TERRICK, Samuel (c.1602-75), of Clayton Griffin, Staffs. and London.

Published in The History of Parliament: the House of Commons 1660-1690, ed. B.D. Henning, 1983
Available from Boydell and Brewer



Family and Education

b. c.1602, 2nd s. of John Terrick (d.1648) of Clayton Griffin by Jane, da. and coh. of John Leigh of Malpas, Cheshire. m. c.1628, Eleanor, da. of John Layton of London, 3s. 2da.2

Offices Held

Liveryman, Drapers’ Co. 1635-9, 1648-51, junior warden 1651-2, asst. 1651-8; commr. for sequestration, Staffs. 1643, assessment, Staffs. 1645, 1657, Jan. 1660-3, Newcastle Aug. 1660-1; j.p. Staffs 1647-?49, commr. for militia 1648; dep. receiver of hearth-tax, Denb. Flints. and Anglesey 1667-8.3


Terrick’s ancestors had resided for four generations at Clayton Griffin, just outside Newcastle-under-Lyme, presumably as tenants of the Delves family. He was apprenticed to a London Draper in 1618, and began a rather chequered business career. A somewhat lukewarm supporter of Parliament in the Civil War, he did not sit after Pride’s Purge, but appears to have prospered for a time during the Interregnum in the French trade. But in 1658 he went bankrupt for £20,000, for which he offered to compound at 7s.6d. in the £.4

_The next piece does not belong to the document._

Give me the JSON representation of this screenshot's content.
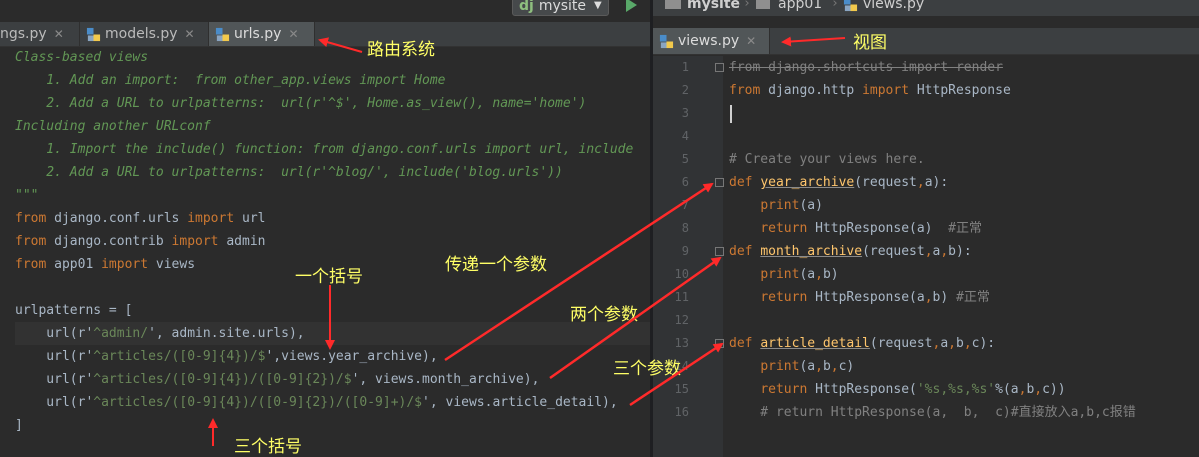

No doubt Terrick’s chief motive for election in 1660, as in 1645, was to escape his creditors. He was named only to one committee, concerned with the Bedford level, but he attended sufficiently regularly to keep his royalist neighbour Sir Richard Leveson informed of proceedings in the House. On 12 Dec. 1660 he applied for a renewal of the grant of copyhold fines in the crown manor of Newcastle. He seems to have returned to Staffordshire after the dissolution of the Convention, for he entered his pedigree as of Clayton Griffin at the Heralds’ visitation of 1662. But he was back in London by 1667, acting as deputy to Roger Whitley as receiver of hearth-tax and sending items of political intelligence to Sir Richard Wynn, though he repudiated the description of newsmonger. He was still living in 1670, and was probably the Samuel Terrick who was inexpensively buried in the cloisters of St. Nicholas Cole Abbey on 14 Oct. 1675. His great-grandson Richard became bishop of London in 1764, but no other member of the family sat in the House of Commons.5

Ref Volumes: 1660-1690

Authors: M. W. Helms / A. M. Mimardière


  • 1. Did not sit after Pride’s Purge, 6 Dec. 1648.
  • 2. Vis. London (Harl. Soc. xvii), 279; Vis. Staffs. (Hist. Colls. Staffs. v), 283-5; information from Miss S. P. Anderson.
  • 3. A. H. Johnson, Hist. Drapers’ Co. iv. 421, 451, 466; T. Pape, Newcastle-under-Lyme in Tudor and Early Stuart Times, 145; Cal. Treas. Bks. ii. 573.
  • 4. Chetwynd’s Pirehill (Hist. Colls. Staffs. n.s. xii), 48; P. Boyd, Drapers’ Roll, 181; D. Underdown, Pride’s Purge, 70, 243; CSP Dom. 1651-2, p. 408; 1652-3, p. 471; HMC 5th Rep. 198.
  • 5. Add. 11332, ff. 44-45; HMC 5th Rep. 145, 167, 199; Cal. Treas. Bks. i. 44; ii. 34, 47, 100, 329; Cal. Wynn Pprs. 391; Johnson, iv. 271; Soc. of Genealogists, St. Nicholas Cole Abbey par. reg.